Based on actua data provided by both MPLA and UNITA former members and Portuguese War Department, I'm hereby editing the result of the Angolan War of Independence. The reference is provided and may be provable through visualization of the documentary. PR.PT (talk) 13:04, 11 June 2012 (UTC)
- I propose a change in the result, claiming an unanimous agreement for the military victory of the Portuguese forces in Angola (by the end of 1974, there were only 400 active MPLA/UNITA/UPA guerrilla members, even though the war continued until the Alvor Agreements, so that the Portuguese military could secure the evacuation process of thousands of Portuguese civilians from the colony). Both MPLA and Portuguese former Intelligence members state that the war in Angola was "reduced to policing actions" in the main cities, such as New Lisbon (or Nova Lisboa, present day Huambo) and the region capital, Luanda.
Concluding, even though the Carnation Revolution coup was decisive in order to grant all colonies a decent independence status (or at least an attempt to grant independence, because Portugal did not gathered the conditions to execute a stable process of full autonomy powers, for obvious reasons), there was in fact a military victory by the Portuguese forces, mostly due to the close support from South Africa during the whole Colonial War (which indirectly explains the high difficulties the Portuguese had in the struggle for the control of the Guinean territory, closely supported by neighboring Guinea-Conakry). PR.PT (talk) 23:29, 15 June 2012 (UTC)
I reverted the dates indicated by user: Jmj713 because (a) Giving a precise date for the beginning of the war would mean a choice between two events, the UPA attacks in the North and the riots in Luanda (which the MPLA wrongly claims to have organized). As both events, though in different ways, triggered the war off, the only way out is to just indicate the year - 1961. (b) The war ended after the April 1974 coup d'état in Portugal, when the new Portuguese regime decided to stop all military actions in the (then) colonies. -- Aflis (talk) 21:34, 16 July 2012 (UTC)
- I'm sorry, I think I messed up the dates during my research and put the wrong ones in the infobox. The end would have to be November 11, 1975, as per the Alvor Agreement.

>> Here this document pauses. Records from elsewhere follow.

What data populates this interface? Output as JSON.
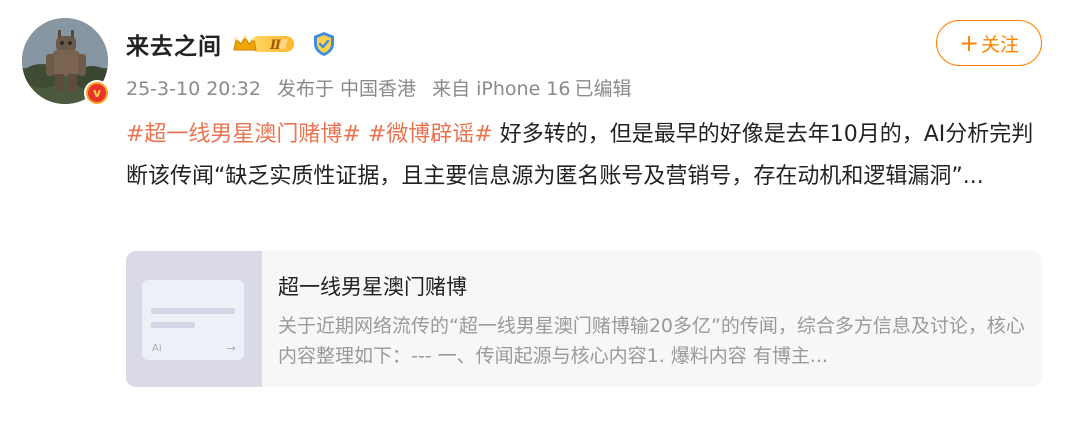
{
  "user": {
    "name": "来去之间",
    "vip_level": "Ⅱ",
    "verify_mark": "v"
  },
  "meta": {
    "timestamp": "25-3-10 20:32",
    "location": "发布于 中国香港",
    "source": "来自 iPhone 16",
    "edited": "已编辑"
  },
  "follow_button": {
    "plus": "+",
    "label": "关注"
  },
  "post": {
    "hashtag1": "#超一线男星澳门赌博#",
    "hashtag2": "#微博辟谣#",
    "text": "好多转的，但是最早的好像是去年10月的，AI分析完判断该传闻“缺乏实质性证据，且主要信息源为匿名账号及营销号，存在动机和逻辑漏洞”..."
  },
  "card": {
    "thumb_ai_label": "Ai",
    "thumb_arrow": "→",
    "title": "超一线男星澳门赌博",
    "description": "关于近期网络流传的“超一线男星澳门赌博输20多亿”的传闻，综合多方信息及讨论，核心内容整理如下：--- 一、传闻起源与核心内容1. 爆料内容 有博主..."
  },
  "colors": {
    "accent": "#ff8200",
    "hashtag": "#eb7350",
    "meta": "#8a8a8a"
  }
}
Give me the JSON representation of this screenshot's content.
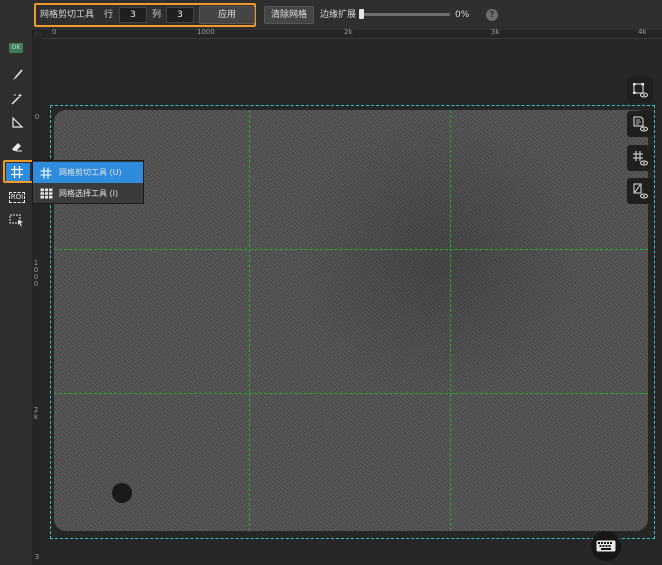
{
  "options_bar": {
    "tool_name": "网格剪切工具",
    "rows_label": "行",
    "rows_value": "3",
    "cols_label": "列",
    "cols_value": "3",
    "apply_label": "应用",
    "clear_grid_label": "清除网格",
    "edge_expand_label": "边缘扩展",
    "edge_expand_value": "0%",
    "edge_expand_fraction": 0,
    "help_icon": "?"
  },
  "tools": {
    "ok_badge": "OK",
    "roi_label": "ROI",
    "items": [
      "brush-icon",
      "magic-wand-icon",
      "polygon-lasso-icon",
      "eraser-icon",
      "grid-icon",
      "roi-icon",
      "region-select-icon"
    ]
  },
  "ruler_top": [
    "0",
    "1000",
    "2k",
    "3k",
    "4k"
  ],
  "ruler_left": [
    "0",
    "1000",
    "2k",
    "3"
  ],
  "flyout": {
    "items": [
      {
        "label": "网格剪切工具 (U)",
        "icon": "grid-cut-icon",
        "selected": true
      },
      {
        "label": "网格选择工具 (I)",
        "icon": "grid-select-icon",
        "selected": false
      }
    ]
  },
  "right_panel": [
    "bbox-view-icon",
    "label-view-icon",
    "grid-view-icon",
    "mask-view-icon"
  ],
  "colors": {
    "highlight": "#f19a2c",
    "selection": "#2f8cdc",
    "grid_line": "#22b022",
    "image_border": "#2ec4c4"
  }
}
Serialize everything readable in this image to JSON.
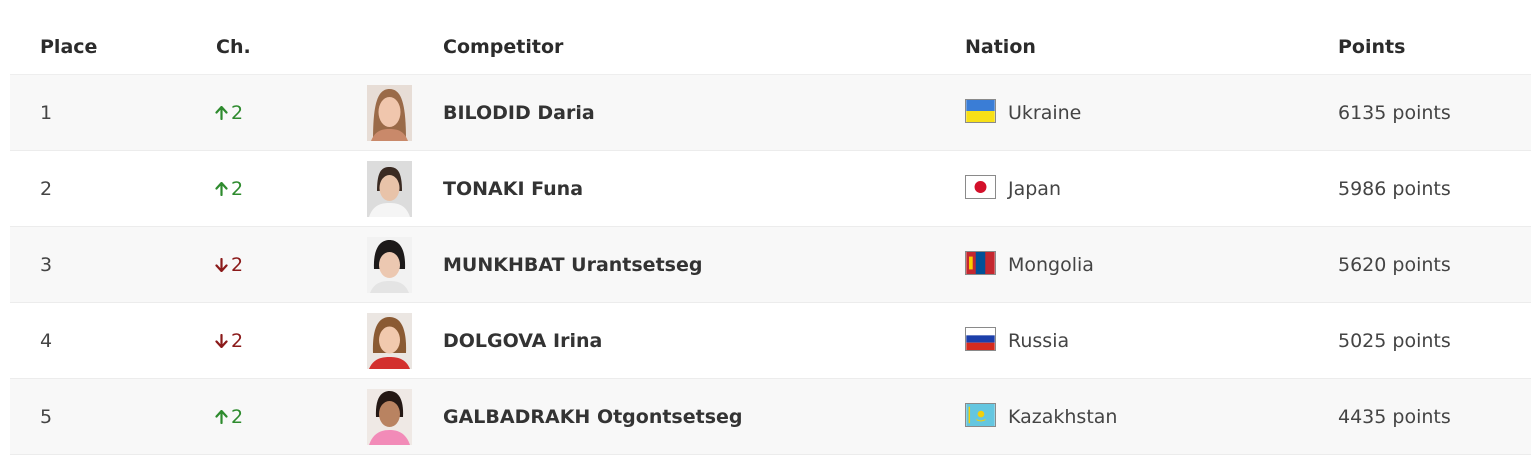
{
  "table": {
    "headers": {
      "place": "Place",
      "change": "Ch.",
      "competitor": "Competitor",
      "nation": "Nation",
      "points": "Points"
    },
    "rows": [
      {
        "place": "1",
        "change_dir": "up",
        "change": "2",
        "competitor": "BILODID Daria",
        "nation": "Ukraine",
        "flag": "ukraine-flag",
        "points": "6135 points",
        "photo": "athlete-photo"
      },
      {
        "place": "2",
        "change_dir": "up",
        "change": "2",
        "competitor": "TONAKI Funa",
        "nation": "Japan",
        "flag": "japan-flag",
        "points": "5986 points",
        "photo": "athlete-photo"
      },
      {
        "place": "3",
        "change_dir": "down",
        "change": "2",
        "competitor": "MUNKHBAT Urantsetseg",
        "nation": "Mongolia",
        "flag": "mongolia-flag",
        "points": "5620 points",
        "photo": "athlete-photo"
      },
      {
        "place": "4",
        "change_dir": "down",
        "change": "2",
        "competitor": "DOLGOVA Irina",
        "nation": "Russia",
        "flag": "russia-flag",
        "points": "5025 points",
        "photo": "athlete-photo"
      },
      {
        "place": "5",
        "change_dir": "up",
        "change": "2",
        "competitor": "GALBADRAKH Otgontsetseg",
        "nation": "Kazakhstan",
        "flag": "kazakhstan-flag",
        "points": "4435 points",
        "photo": "athlete-photo"
      }
    ]
  },
  "colors": {
    "up": "#2e8b2e",
    "down": "#8b1a1a",
    "row_alt": "#f8f8f8"
  }
}
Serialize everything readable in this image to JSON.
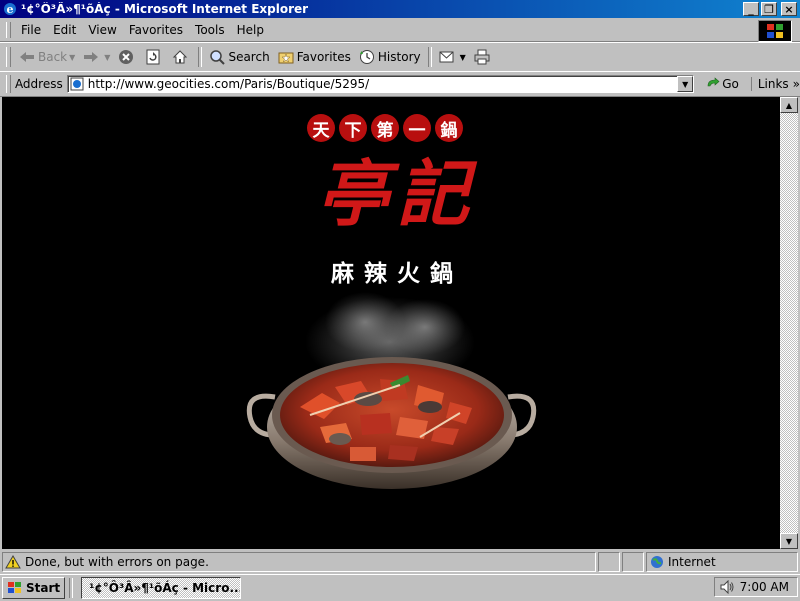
{
  "window": {
    "title": "¹¢°Ô³Â»¶¹õÁç - Microsoft Internet Explorer",
    "minimize_symbol": "_",
    "restore_symbol": "❐",
    "close_symbol": "×"
  },
  "menu": {
    "items": [
      "File",
      "Edit",
      "View",
      "Favorites",
      "Tools",
      "Help"
    ]
  },
  "toolbar": {
    "back": "Back",
    "search": "Search",
    "favorites": "Favorites",
    "history": "History"
  },
  "address": {
    "label": "Address",
    "url": "http://www.geocities.com/Paris/Boutique/5295/",
    "go": "Go",
    "links": "Links",
    "links_more": "»"
  },
  "page": {
    "slogan_chars": [
      "天",
      "下",
      "第",
      "一",
      "鍋"
    ],
    "brand": "亭記",
    "subtitle": "麻辣火鍋",
    "accent_color": "#b80f0f",
    "background_color": "#000000"
  },
  "status": {
    "text": "Done, but with errors on page.",
    "zone": "Internet"
  },
  "taskbar": {
    "start": "Start",
    "task_title": "¹¢°Ô³Â»¶¹õÁç - Micro...",
    "clock": "7:00 AM"
  }
}
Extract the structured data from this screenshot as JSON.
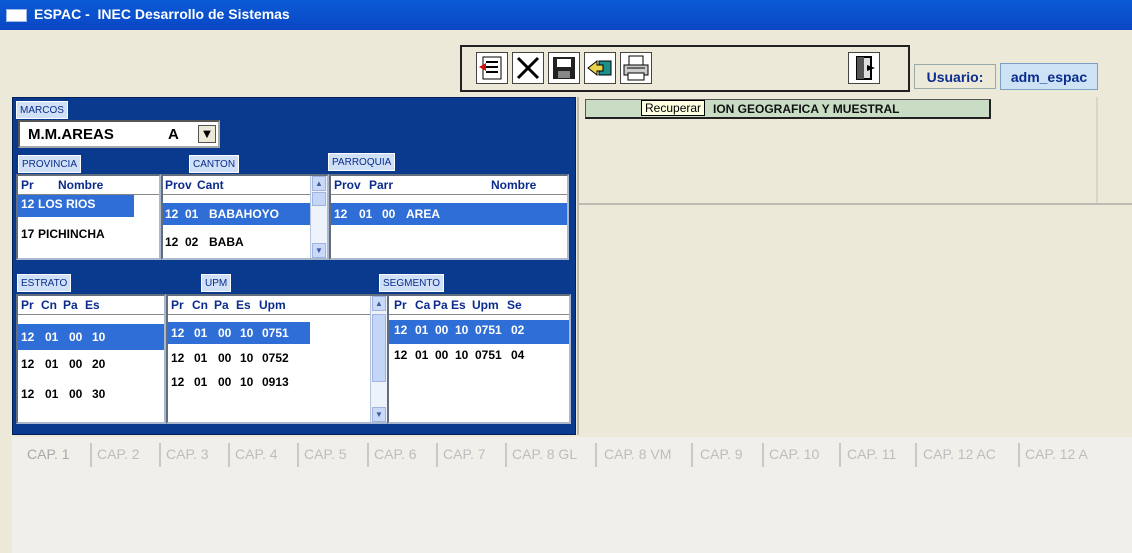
{
  "window": {
    "title": "ESPAC -  INEC Desarrollo de Sistemas"
  },
  "toolbar": {
    "buttons": [
      "list-doc-icon",
      "close-x-icon",
      "save-disk-icon",
      "recover-arrow-icon",
      "print-icon",
      "exit-door-icon"
    ],
    "tooltip": "Recuperar",
    "user_label": "Usuario:",
    "user_value": "adm_espac"
  },
  "marcos": {
    "header": "MARCOS",
    "selected": "M.M.AREAS",
    "code": "A"
  },
  "provincia": {
    "header": "PROVINCIA",
    "columns": [
      "Pr",
      "Nombre"
    ],
    "rows": [
      {
        "pr": "12",
        "nombre": "LOS RIOS",
        "selected": true
      },
      {
        "pr": "17",
        "nombre": "PICHINCHA",
        "selected": false
      }
    ]
  },
  "canton": {
    "header": "CANTON",
    "columns": [
      "Prov",
      "Cant"
    ],
    "rows": [
      {
        "prov": "12",
        "cant": "01",
        "nombre": "BABAHOYO",
        "selected": true
      },
      {
        "prov": "12",
        "cant": "02",
        "nombre": "BABA",
        "selected": false
      }
    ]
  },
  "parroquia": {
    "header": "PARROQUIA",
    "columns": [
      "Prov",
      "Parr",
      "Nombre"
    ],
    "rows": [
      {
        "prov": "12",
        "cant": "01",
        "parr": "00",
        "nombre": "AREA",
        "selected": true
      }
    ]
  },
  "estrato": {
    "header": "ESTRATO",
    "columns": [
      "Pr",
      "Cn",
      "Pa",
      "Es"
    ],
    "rows": [
      {
        "pr": "12",
        "cn": "01",
        "pa": "00",
        "es": "10",
        "selected": true
      },
      {
        "pr": "12",
        "cn": "01",
        "pa": "00",
        "es": "20",
        "selected": false
      },
      {
        "pr": "12",
        "cn": "01",
        "pa": "00",
        "es": "30",
        "selected": false
      }
    ]
  },
  "upm": {
    "header": "UPM",
    "columns": [
      "Pr",
      "Cn",
      "Pa",
      "Es",
      "Upm"
    ],
    "rows": [
      {
        "pr": "12",
        "cn": "01",
        "pa": "00",
        "es": "10",
        "upm": "0751",
        "selected": true
      },
      {
        "pr": "12",
        "cn": "01",
        "pa": "00",
        "es": "10",
        "upm": "0752",
        "selected": false
      },
      {
        "pr": "12",
        "cn": "01",
        "pa": "00",
        "es": "10",
        "upm": "0913",
        "selected": false
      }
    ]
  },
  "segmento": {
    "header": "SEGMENTO",
    "columns": [
      "Pr",
      "Ca",
      "Pa",
      "Es",
      "Upm",
      "Se"
    ],
    "rows": [
      {
        "pr": "12",
        "ca": "01",
        "pa": "00",
        "es": "10",
        "upm": "0751",
        "se": "02",
        "selected": true
      },
      {
        "pr": "12",
        "ca": "01",
        "pa": "00",
        "es": "10",
        "upm": "0751",
        "se": "04",
        "selected": false
      }
    ]
  },
  "right_panel": {
    "geo_label": "ION GEOGRAFICA Y MUESTRAL"
  },
  "tabs": [
    "CAP. 1",
    "CAP. 2",
    "CAP. 3",
    "CAP. 4",
    "CAP. 5",
    "CAP. 6",
    "CAP. 7",
    "CAP. 8 GL",
    "CAP. 8 VM",
    "CAP. 9",
    "CAP. 10",
    "CAP. 11",
    "CAP. 12 AC",
    "CAP. 12 A"
  ],
  "colors": {
    "title_bar": "#0a4fd0",
    "panel_blue": "#0a3a8e",
    "selection": "#2f6ed6",
    "tab_text": "#bdbdbd"
  }
}
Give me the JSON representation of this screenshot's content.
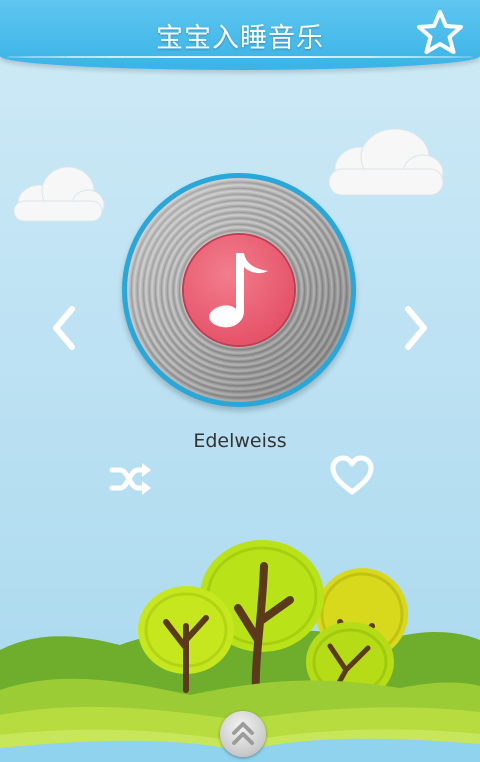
{
  "header": {
    "title": "宝宝入睡音乐",
    "favorite_icon": "star-outline-icon"
  },
  "player": {
    "song_title": "Edelweiss",
    "record_icon": "music-note-icon",
    "prev_icon": "chevron-left-icon",
    "next_icon": "chevron-right-icon",
    "shuffle_icon": "shuffle-icon",
    "like_icon": "heart-outline-icon"
  },
  "footer": {
    "expand_icon": "double-chevron-up-icon"
  },
  "colors": {
    "header": "#3ab3e6",
    "record_label": "#e6556a",
    "sky": "#bde2f3"
  }
}
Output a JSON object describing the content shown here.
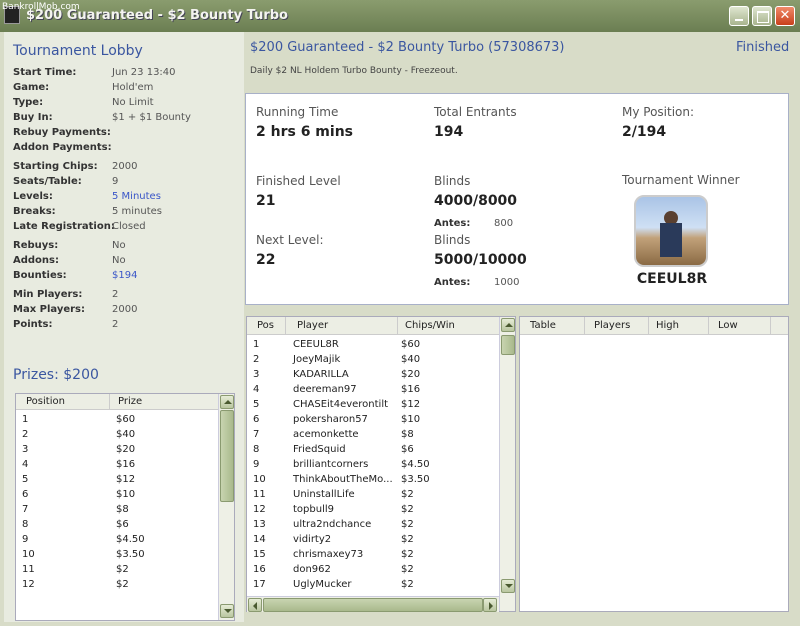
{
  "window": {
    "title": "$200 Guaranteed - $2 Bounty Turbo",
    "watermark": "BankrollMob.com"
  },
  "lobby": {
    "title": "Tournament Lobby",
    "info": [
      {
        "key": "Start Time:",
        "value": "Jun 23 13:40"
      },
      {
        "key": "Game:",
        "value": "Hold'em"
      },
      {
        "key": "Type:",
        "value": "No Limit"
      },
      {
        "key": "Buy In:",
        "value": "$1 + $1 Bounty"
      },
      {
        "key": "Rebuy Payments:",
        "value": ""
      },
      {
        "key": "Addon Payments:",
        "value": ""
      },
      {
        "key": "Starting Chips:",
        "value": "2000"
      },
      {
        "key": "Seats/Table:",
        "value": "9"
      },
      {
        "key": "Levels:",
        "value": "5 Minutes"
      },
      {
        "key": "Breaks:",
        "value": "5 minutes"
      },
      {
        "key": "Late Registration:",
        "value": "Closed"
      },
      {
        "key": "Rebuys:",
        "value": "No"
      },
      {
        "key": "Addons:",
        "value": "No"
      },
      {
        "key": "Bounties:",
        "value": "$194"
      },
      {
        "key": "Min Players:",
        "value": "2"
      },
      {
        "key": "Max Players:",
        "value": "2000"
      },
      {
        "key": "Points:",
        "value": "2"
      }
    ]
  },
  "prizes": {
    "title": "Prizes: $200",
    "col_position": "Position",
    "col_prize": "Prize",
    "rows": [
      [
        "1",
        "$60"
      ],
      [
        "2",
        "$40"
      ],
      [
        "3",
        "$20"
      ],
      [
        "4",
        "$16"
      ],
      [
        "5",
        "$12"
      ],
      [
        "6",
        "$10"
      ],
      [
        "7",
        "$8"
      ],
      [
        "8",
        "$6"
      ],
      [
        "9",
        "$4.50"
      ],
      [
        "10",
        "$3.50"
      ],
      [
        "11",
        "$2"
      ],
      [
        "12",
        "$2"
      ]
    ]
  },
  "tournament": {
    "title": "$200 Guaranteed - $2 Bounty Turbo (57308673)",
    "status": "Finished",
    "subtitle": "Daily $2 NL Holdem Turbo Bounty - Freezeout.",
    "running_time_label": "Running Time",
    "running_time": "2 hrs 6 mins",
    "total_entrants_label": "Total Entrants",
    "total_entrants": "194",
    "my_position_label": "My Position:",
    "my_position": "2/194",
    "finished_level_label": "Finished Level",
    "finished_level": "21",
    "blinds_label": "Blinds",
    "blinds": "4000/8000",
    "antes_label": "Antes:",
    "antes": "800",
    "next_level_label": "Next Level:",
    "next_level": "22",
    "next_blinds_label": "Blinds",
    "next_blinds": "5000/10000",
    "next_antes_label": "Antes:",
    "next_antes": "1000",
    "winner_label": "Tournament Winner",
    "winner": "CEEUL8R"
  },
  "players": {
    "col_pos": "Pos",
    "col_player": "Player",
    "col_chips": "Chips/Win",
    "rows": [
      [
        "1",
        "CEEUL8R",
        "$60"
      ],
      [
        "2",
        "JoeyMajik",
        "$40"
      ],
      [
        "3",
        "KADARILLA",
        "$20"
      ],
      [
        "4",
        "deereman97",
        "$16"
      ],
      [
        "5",
        "CHASEit4everontilt",
        "$12"
      ],
      [
        "6",
        "pokersharon57",
        "$10"
      ],
      [
        "7",
        "acemonkette",
        "$8"
      ],
      [
        "8",
        "FriedSquid",
        "$6"
      ],
      [
        "9",
        "brilliantcorners",
        "$4.50"
      ],
      [
        "10",
        "ThinkAboutTheMo...",
        "$3.50"
      ],
      [
        "11",
        "UninstallLife",
        "$2"
      ],
      [
        "12",
        "topbull9",
        "$2"
      ],
      [
        "13",
        "ultra2ndchance",
        "$2"
      ],
      [
        "14",
        "vidirty2",
        "$2"
      ],
      [
        "15",
        "chrismaxey73",
        "$2"
      ],
      [
        "16",
        "don962",
        "$2"
      ],
      [
        "17",
        "UglyMucker",
        "$2"
      ]
    ]
  },
  "tables": {
    "col_table": "Table",
    "col_players": "Players",
    "col_high": "High",
    "col_low": "Low"
  }
}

The start would have to be February 3, 1961, as Baixa de Cassanje revolt is claimed to be "the first battle of the Angolan War of Independence". Jmj713 (talk) 04:41, 17 July 2012 (UTC)
The War of Independence ended in 1974, because the Portuguese stopped all military action and announced the would grant independence. The conflict in 1974/75 was not about conquering independence, but about which of the anti-colonial movements would conquer supremacy in independent Angola. We have thus to, carefully, distinguish the war of independence from the decolonization conflict! -- Aflis (talk) 13:21, 16 November 2012 (UTC)